Dataset rows for apps and sites:
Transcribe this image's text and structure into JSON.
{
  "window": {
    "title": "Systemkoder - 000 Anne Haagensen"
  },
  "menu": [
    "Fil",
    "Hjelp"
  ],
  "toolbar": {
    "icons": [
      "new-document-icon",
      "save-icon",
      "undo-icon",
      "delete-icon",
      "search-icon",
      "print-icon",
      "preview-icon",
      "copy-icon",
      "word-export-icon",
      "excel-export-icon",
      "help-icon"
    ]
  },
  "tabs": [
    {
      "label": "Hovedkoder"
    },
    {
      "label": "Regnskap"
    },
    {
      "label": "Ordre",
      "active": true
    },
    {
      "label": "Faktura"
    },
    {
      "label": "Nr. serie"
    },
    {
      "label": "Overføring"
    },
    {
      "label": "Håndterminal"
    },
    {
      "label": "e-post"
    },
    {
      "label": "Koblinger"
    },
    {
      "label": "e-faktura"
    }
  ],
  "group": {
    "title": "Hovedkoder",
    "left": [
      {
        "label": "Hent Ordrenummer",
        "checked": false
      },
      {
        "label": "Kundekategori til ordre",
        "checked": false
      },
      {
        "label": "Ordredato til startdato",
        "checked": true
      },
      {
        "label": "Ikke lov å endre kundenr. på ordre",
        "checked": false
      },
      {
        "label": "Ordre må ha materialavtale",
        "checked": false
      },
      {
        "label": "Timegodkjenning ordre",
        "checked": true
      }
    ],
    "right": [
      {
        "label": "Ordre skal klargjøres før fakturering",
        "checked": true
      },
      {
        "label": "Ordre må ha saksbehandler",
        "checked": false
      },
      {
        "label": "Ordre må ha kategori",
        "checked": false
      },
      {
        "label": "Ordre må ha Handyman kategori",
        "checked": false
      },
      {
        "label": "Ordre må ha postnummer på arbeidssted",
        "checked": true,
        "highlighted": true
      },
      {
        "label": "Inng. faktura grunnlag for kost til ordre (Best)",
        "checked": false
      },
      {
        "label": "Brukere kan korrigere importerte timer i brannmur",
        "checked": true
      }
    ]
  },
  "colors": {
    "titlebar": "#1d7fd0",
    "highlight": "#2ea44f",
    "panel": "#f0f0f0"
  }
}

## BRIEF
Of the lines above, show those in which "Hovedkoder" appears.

## RESULT
      "label": "Hovedkoder"
    "title": "Hovedkoder",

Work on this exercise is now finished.